Peter T. Coleman is a Professor of Psychology and Education at Columbia University, where he holds a joint appointment at Teachers College and The Earth Institute and teaches courses in Conflict Resolution, Social Psychology, and Social Science Research.
1. See the way out.
We know from studies of how civil wars end that two things matter most for motivating people to choose a path out of war: sufficient misery and a clear sense of a way out.
The good news is that a recent study found that about 93% of Americans—what they call the Exhausted Middle Majority—today are fed up and want out of the current political polarization trap. However, these miserable masses also need a clear sense of how to get out, a promising alternative for moving on with their lives that is not too costly.
One of the most powerful sources of how to get out is when we see people, particularly those on the other side of the divide, finding and choosing more constructive ways to engage politically. Like when I see Democratic Congressman Derek Kilmer and Republican William Timmons, who co-chair The Select Committee on the Modernization of Congress, working tirelessly together to make Congress more effective, efficient, and transparent for us all, they give me hope that there is a way through.

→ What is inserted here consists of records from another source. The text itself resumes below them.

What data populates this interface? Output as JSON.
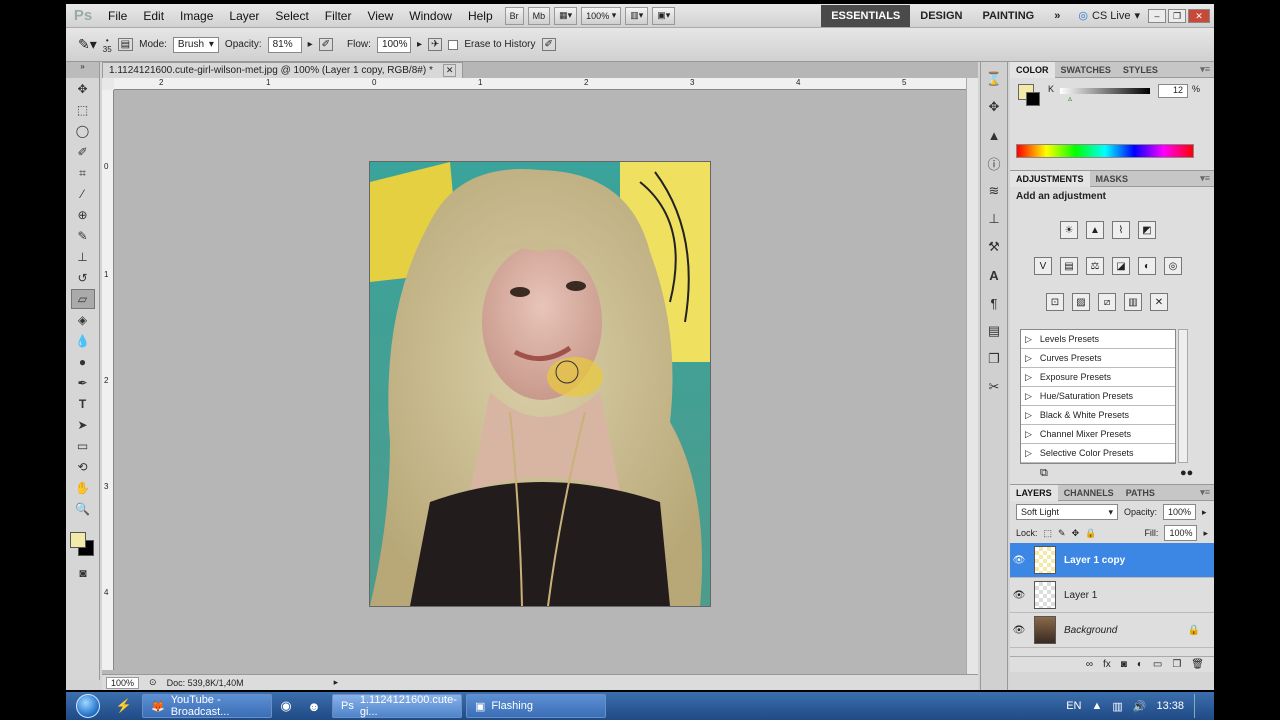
{
  "menubar": {
    "logo": "Ps",
    "items": [
      "File",
      "Edit",
      "Image",
      "Layer",
      "Select",
      "Filter",
      "View",
      "Window",
      "Help"
    ],
    "zoom": "100%",
    "workspaces": [
      "ESSENTIALS",
      "DESIGN",
      "PAINTING"
    ],
    "cs_live": "CS Live"
  },
  "options": {
    "brush_size": "35",
    "mode_label": "Mode:",
    "mode_value": "Brush",
    "opacity_label": "Opacity:",
    "opacity_value": "81%",
    "flow_label": "Flow:",
    "flow_value": "100%",
    "erase_history": "Erase to History"
  },
  "document": {
    "tab_title": "1.1124121600.cute-girl-wilson-met.jpg @ 100% (Layer 1 copy, RGB/8#) *",
    "zoom": "100%",
    "doc_size": "Doc: 539,8K/1,40M",
    "ruler_h": [
      "2",
      "1",
      "0",
      "1",
      "2",
      "3",
      "4",
      "5"
    ],
    "ruler_v": [
      "0",
      "1",
      "2",
      "3",
      "4"
    ]
  },
  "color_panel": {
    "tabs": [
      "COLOR",
      "SWATCHES",
      "STYLES"
    ],
    "channel": "K",
    "value": "12",
    "unit": "%",
    "fg_color": "#f3e9a8"
  },
  "adjustments": {
    "tabs": [
      "ADJUSTMENTS",
      "MASKS"
    ],
    "heading": "Add an adjustment",
    "presets": [
      "Levels Presets",
      "Curves Presets",
      "Exposure Presets",
      "Hue/Saturation Presets",
      "Black & White Presets",
      "Channel Mixer Presets",
      "Selective Color Presets"
    ]
  },
  "layers_panel": {
    "tabs": [
      "LAYERS",
      "CHANNELS",
      "PATHS"
    ],
    "blend_mode": "Soft Light",
    "opacity_label": "Opacity:",
    "opacity_value": "100%",
    "lock_label": "Lock:",
    "fill_label": "Fill:",
    "fill_value": "100%",
    "layers": [
      "Layer 1 copy",
      "Layer 1",
      "Background"
    ]
  },
  "taskbar": {
    "tasks": [
      "YouTube - Broadcast...",
      "1.1124121600.cute-gi...",
      "Flashing"
    ],
    "lang": "EN",
    "time": "13:38"
  }
}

“93% of Americans today are fed up and want out of the current political polarization trap.”